Data about app and page elements:
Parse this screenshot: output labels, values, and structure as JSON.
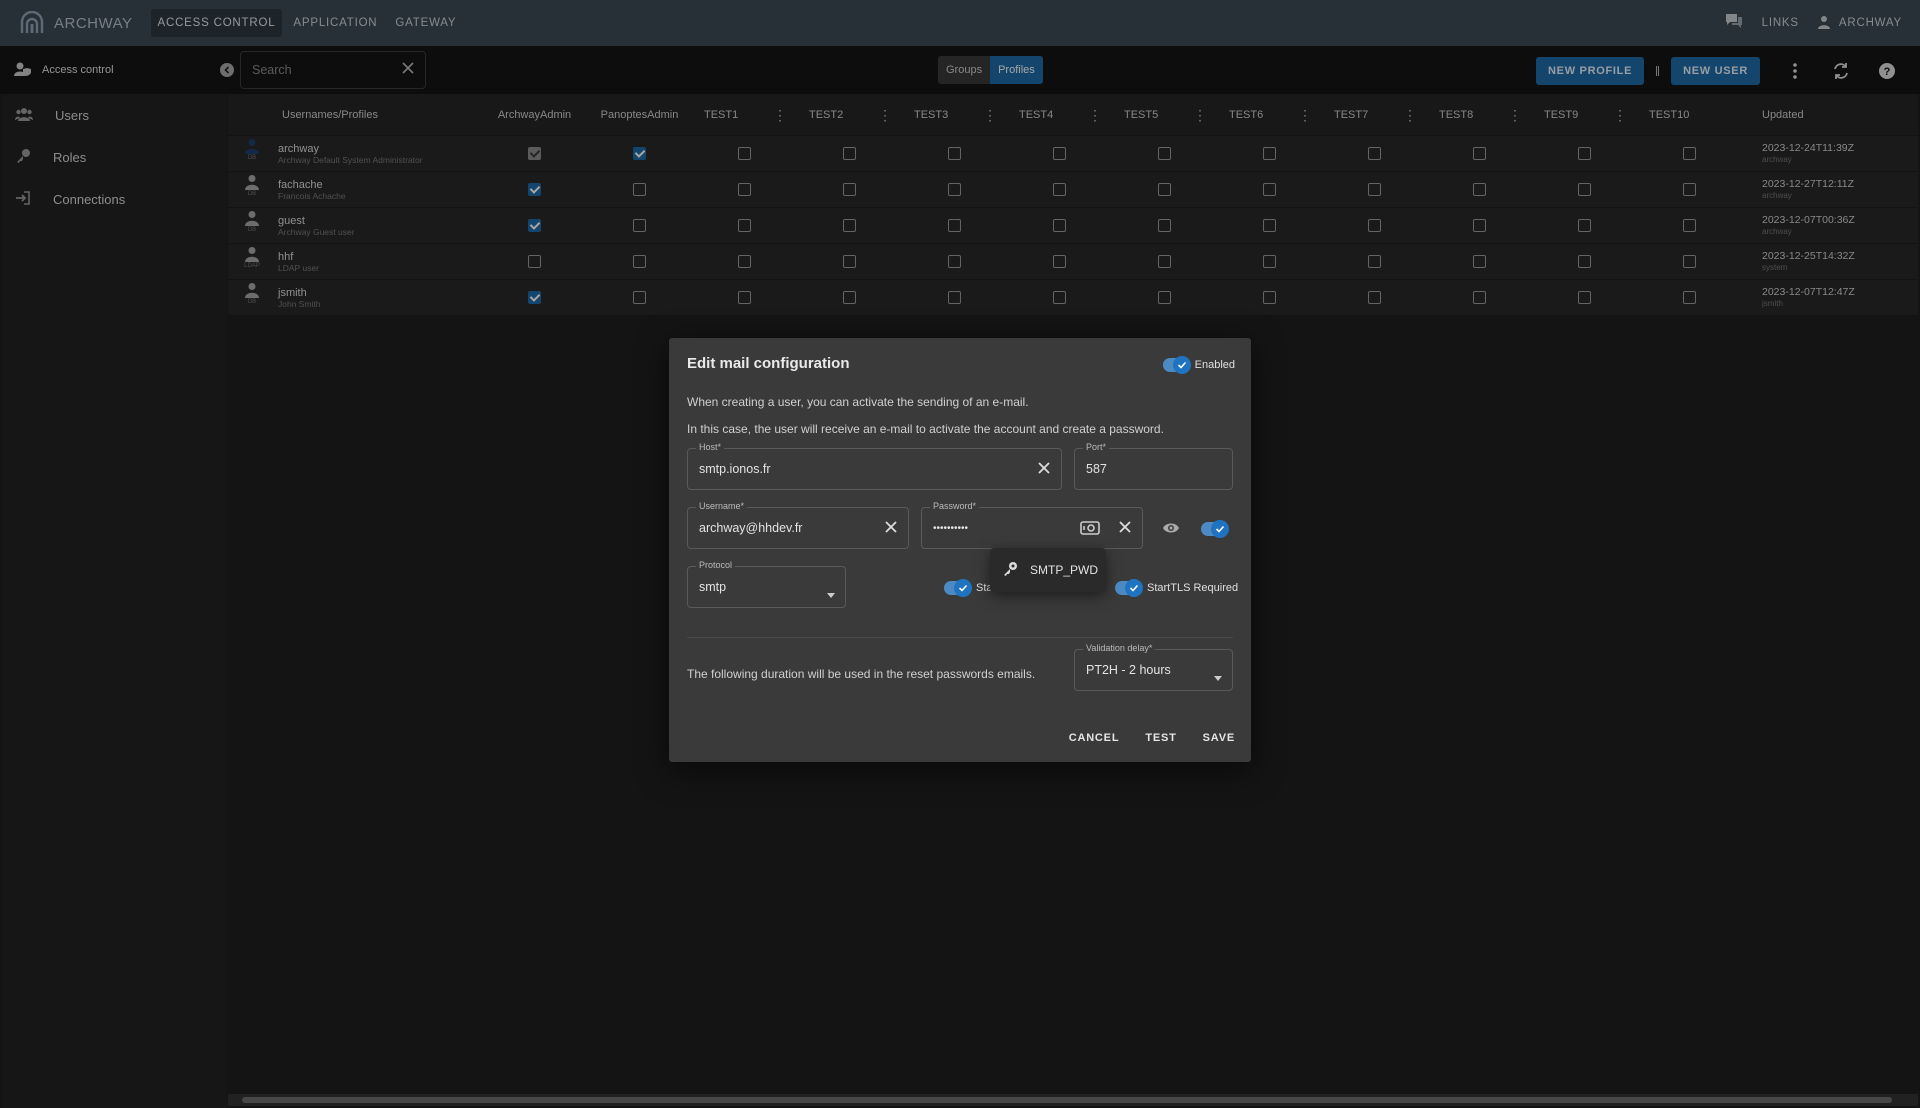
{
  "topbar": {
    "logo_text": "ARCHWAY",
    "nav": [
      "ACCESS CONTROL",
      "APPLICATION",
      "GATEWAY"
    ],
    "links_label": "LINKS",
    "user_label": "ARCHWAY"
  },
  "subbar": {
    "section_title": "Access control",
    "search_placeholder": "Search",
    "toggle": [
      "Groups",
      "Profiles"
    ],
    "new_profile": "NEW PROFILE",
    "new_user": "NEW USER"
  },
  "sidebar": {
    "items": [
      {
        "label": "Users",
        "icon": "users-icon"
      },
      {
        "label": "Roles",
        "icon": "key-icon"
      },
      {
        "label": "Connections",
        "icon": "login-icon"
      }
    ]
  },
  "table": {
    "headers": {
      "user": "Usernames/Profiles",
      "profiles": [
        "ArchwayAdmin",
        "PanoptesAdmin",
        "TEST1",
        "TEST2",
        "TEST3",
        "TEST4",
        "TEST5",
        "TEST6",
        "TEST7",
        "TEST8",
        "TEST9",
        "TEST10"
      ],
      "updated": "Updated"
    },
    "rows": [
      {
        "name": "archway",
        "desc": "Archway Default System Administrator",
        "source": "DB",
        "checks": [
          "grey",
          "on",
          0,
          0,
          0,
          0,
          0,
          0,
          0,
          0,
          0,
          0
        ],
        "updated": "2023-12-24T11:39Z",
        "updated_by": "archway"
      },
      {
        "name": "fachache",
        "desc": "Francois Achache",
        "source": "DB",
        "checks": [
          "on",
          0,
          0,
          0,
          0,
          0,
          0,
          0,
          0,
          0,
          0,
          0
        ],
        "updated": "2023-12-27T12:11Z",
        "updated_by": "archway"
      },
      {
        "name": "guest",
        "desc": "Archway Guest user",
        "source": "DB",
        "checks": [
          "on",
          0,
          0,
          0,
          0,
          0,
          0,
          0,
          0,
          0,
          0,
          0
        ],
        "updated": "2023-12-07T00:36Z",
        "updated_by": "archway"
      },
      {
        "name": "hhf",
        "desc": "LDAP user",
        "source": "LDAP",
        "checks": [
          0,
          0,
          0,
          0,
          0,
          0,
          0,
          0,
          0,
          0,
          0,
          0
        ],
        "updated": "2023-12-25T14:32Z",
        "updated_by": "system"
      },
      {
        "name": "jsmith",
        "desc": "John Smith",
        "source": "DB",
        "checks": [
          "on",
          0,
          0,
          0,
          0,
          0,
          0,
          0,
          0,
          0,
          0,
          0
        ],
        "updated": "2023-12-07T12:47Z",
        "updated_by": "jsmith"
      }
    ]
  },
  "modal": {
    "title": "Edit mail configuration",
    "enabled_label": "Enabled",
    "para1": "When creating a user, you can activate the sending of an e-mail.",
    "para2": "In this case, the user will receive an e-mail to activate the account and create a password.",
    "host_label": "Host*",
    "host_value": "smtp.ionos.fr",
    "port_label": "Port*",
    "port_value": "587",
    "username_label": "Username*",
    "username_value": "archway@hhdev.fr",
    "password_label": "Password*",
    "password_value": "••••••••••",
    "protocol_label": "Protocol",
    "protocol_value": "smtp",
    "starttls_partial": "Sta",
    "starttls_required": "StartTLS Required",
    "duration_text": "The following duration will be used in the reset passwords emails.",
    "validation_label": "Validation delay*",
    "validation_value": "PT2H - 2 hours",
    "cancel": "CANCEL",
    "test": "TEST",
    "save": "SAVE",
    "popup_label": "SMTP_PWD"
  },
  "colors": {
    "accent": "#1f6aa8",
    "topbar": "#3c4a55"
  }
}
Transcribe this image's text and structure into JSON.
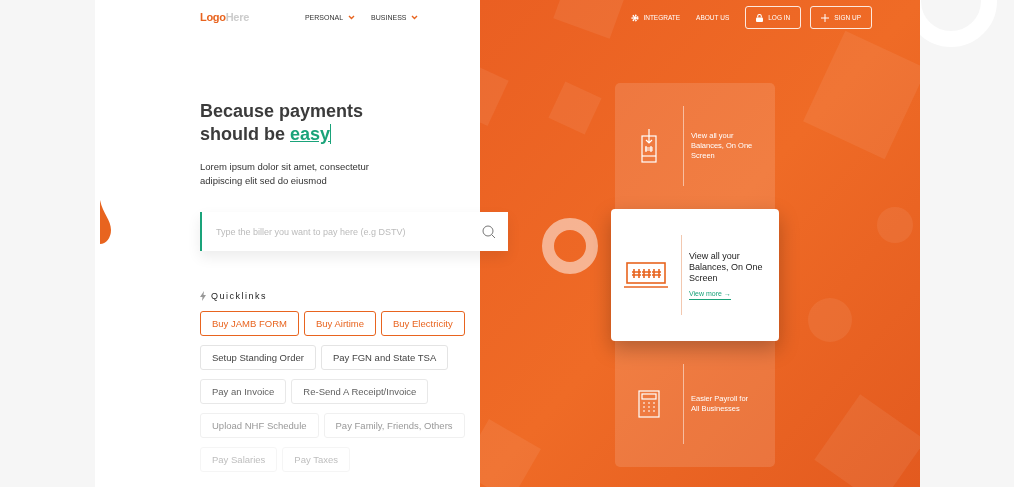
{
  "logo": {
    "primary": "Logo",
    "secondary": "Here"
  },
  "left_nav": [
    {
      "label": "PERSONAL"
    },
    {
      "label": "BUSINESS"
    }
  ],
  "right_nav": [
    {
      "label": "INTEGRATE",
      "kind": "link"
    },
    {
      "label": "ABOUT US",
      "kind": "link"
    },
    {
      "label": "LOG IN",
      "kind": "login"
    },
    {
      "label": "SIGN UP",
      "kind": "signup"
    }
  ],
  "hero": {
    "heading": "Because payments should be",
    "highlight": "easy",
    "text": "Lorem ipsum dolor sit amet, consectetur adipiscing elit sed do eiusmod"
  },
  "search": {
    "placeholder": "Type the biller you want to pay here (e.g DSTV)"
  },
  "quicklinks": {
    "title": "Quicklinks",
    "rows": [
      [
        {
          "label": "Buy JAMB FORM",
          "kind": "featured"
        },
        {
          "label": "Buy Airtime",
          "kind": "featured"
        },
        {
          "label": "Buy Electricity",
          "kind": "featured"
        }
      ],
      [
        {
          "label": "Setup Standing Order",
          "kind": "plain"
        },
        {
          "label": "Pay FGN and State TSA",
          "kind": "plain"
        }
      ],
      [
        {
          "label": "Pay an Invoice",
          "kind": "plain"
        },
        {
          "label": "Re-Send A Receipt/Invoice",
          "kind": "plain"
        }
      ],
      [
        {
          "label": "Upload NHF Schedule",
          "kind": "plain"
        },
        {
          "label": "Pay Family, Friends, Others",
          "kind": "plain"
        }
      ],
      [
        {
          "label": "Pay Salaries",
          "kind": "plain"
        },
        {
          "label": "Pay Taxes",
          "kind": "plain"
        }
      ]
    ]
  },
  "features": [
    {
      "kind": "deposit",
      "text": "View all your Balances, On One Screen",
      "selected": false
    },
    {
      "kind": "balances",
      "text": "View all your Balances, On One Screen",
      "selected": true,
      "link": "View more →"
    },
    {
      "kind": "payroll",
      "text": "Easier Payroll for All Businesses",
      "selected": false
    }
  ]
}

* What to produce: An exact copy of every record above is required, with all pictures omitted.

* Reply to the task:
Parse this screenshot: output labels, values, and structure as JSON.
{
  "topbar": {
    "logo_text": "ARCHWAY",
    "nav": [
      "ACCESS CONTROL",
      "APPLICATION",
      "GATEWAY"
    ],
    "links_label": "LINKS",
    "user_label": "ARCHWAY"
  },
  "subbar": {
    "section_title": "Access control",
    "search_placeholder": "Search",
    "toggle": [
      "Groups",
      "Profiles"
    ],
    "new_profile": "NEW PROFILE",
    "new_user": "NEW USER"
  },
  "sidebar": {
    "items": [
      {
        "label": "Users",
        "icon": "users-icon"
      },
      {
        "label": "Roles",
        "icon": "key-icon"
      },
      {
        "label": "Connections",
        "icon": "login-icon"
      }
    ]
  },
  "table": {
    "headers": {
      "user": "Usernames/Profiles",
      "profiles": [
        "ArchwayAdmin",
        "PanoptesAdmin",
        "TEST1",
        "TEST2",
        "TEST3",
        "TEST4",
        "TEST5",
        "TEST6",
        "TEST7",
        "TEST8",
        "TEST9",
        "TEST10"
      ],
      "updated": "Updated"
    },
    "rows": [
      {
        "name": "archway",
        "desc": "Archway Default System Administrator",
        "source": "DB",
        "checks": [
          "grey",
          "on",
          0,
          0,
          0,
          0,
          0,
          0,
          0,
          0,
          0,
          0
        ],
        "updated": "2023-12-24T11:39Z",
        "updated_by": "archway"
      },
      {
        "name": "fachache",
        "desc": "Francois Achache",
        "source": "DB",
        "checks": [
          "on",
          0,
          0,
          0,
          0,
          0,
          0,
          0,
          0,
          0,
          0,
          0
        ],
        "updated": "2023-12-27T12:11Z",
        "updated_by": "archway"
      },
      {
        "name": "guest",
        "desc": "Archway Guest user",
        "source": "DB",
        "checks": [
          "on",
          0,
          0,
          0,
          0,
          0,
          0,
          0,
          0,
          0,
          0,
          0
        ],
        "updated": "2023-12-07T00:36Z",
        "updated_by": "archway"
      },
      {
        "name": "hhf",
        "desc": "LDAP user",
        "source": "LDAP",
        "checks": [
          0,
          0,
          0,
          0,
          0,
          0,
          0,
          0,
          0,
          0,
          0,
          0
        ],
        "updated": "2023-12-25T14:32Z",
        "updated_by": "system"
      },
      {
        "name": "jsmith",
        "desc": "John Smith",
        "source": "DB",
        "checks": [
          "on",
          0,
          0,
          0,
          0,
          0,
          0,
          0,
          0,
          0,
          0,
          0
        ],
        "updated": "2023-12-07T12:47Z",
        "updated_by": "jsmith"
      }
    ]
  },
  "modal": {
    "title": "Edit mail configuration",
    "enabled_label": "Enabled",
    "para1": "When creating a user, you can activate the sending of an e-mail.",
    "para2": "In this case, the user will receive an e-mail to activate the account and create a password.",
    "host_label": "Host*",
    "host_value": "smtp.ionos.fr",
    "port_label": "Port*",
    "port_value": "587",
    "username_label": "Username*",
    "username_value": "archway@hhdev.fr",
    "password_label": "Password*",
    "password_value": "••••••••••",
    "protocol_label": "Protocol",
    "protocol_value": "smtp",
    "starttls_partial": "Sta",
    "starttls_required": "StartTLS Required",
    "duration_text": "The following duration will be used in the reset passwords emails.",
    "validation_label": "Validation delay*",
    "validation_value": "PT2H - 2 hours",
    "cancel": "CANCEL",
    "test": "TEST",
    "save": "SAVE",
    "popup_label": "SMTP_PWD"
  },
  "colors": {
    "accent": "#1f6aa8",
    "topbar": "#3c4a55"
  }
}
Transcribe this image's text and structure into JSON.
{
  "logo": {
    "primary": "Logo",
    "secondary": "Here"
  },
  "left_nav": [
    {
      "label": "PERSONAL"
    },
    {
      "label": "BUSINESS"
    }
  ],
  "right_nav": [
    {
      "label": "INTEGRATE",
      "kind": "link"
    },
    {
      "label": "ABOUT US",
      "kind": "link"
    },
    {
      "label": "LOG IN",
      "kind": "login"
    },
    {
      "label": "SIGN UP",
      "kind": "signup"
    }
  ],
  "hero": {
    "heading": "Because payments should be",
    "highlight": "easy",
    "text": "Lorem ipsum dolor sit amet, consectetur adipiscing elit sed do eiusmod"
  },
  "search": {
    "placeholder": "Type the biller you want to pay here (e.g DSTV)"
  },
  "quicklinks": {
    "title": "Quicklinks",
    "rows": [
      [
        {
          "label": "Buy JAMB FORM",
          "kind": "featured"
        },
        {
          "label": "Buy Airtime",
          "kind": "featured"
        },
        {
          "label": "Buy Electricity",
          "kind": "featured"
        }
      ],
      [
        {
          "label": "Setup Standing Order",
          "kind": "plain"
        },
        {
          "label": "Pay FGN and State TSA",
          "kind": "plain"
        }
      ],
      [
        {
          "label": "Pay an Invoice",
          "kind": "plain"
        },
        {
          "label": "Re-Send A Receipt/Invoice",
          "kind": "plain"
        }
      ],
      [
        {
          "label": "Upload NHF Schedule",
          "kind": "plain"
        },
        {
          "label": "Pay Family, Friends, Others",
          "kind": "plain"
        }
      ],
      [
        {
          "label": "Pay Salaries",
          "kind": "plain"
        },
        {
          "label": "Pay Taxes",
          "kind": "plain"
        }
      ]
    ]
  },
  "features": [
    {
      "kind": "deposit",
      "text": "View all your Balances, On One Screen",
      "selected": false
    },
    {
      "kind": "balances",
      "text": "View all your Balances, On One Screen",
      "selected": true,
      "link": "View more →"
    },
    {
      "kind": "payroll",
      "text": "Easier Payroll for All Businesses",
      "selected": false
    }
  ]
}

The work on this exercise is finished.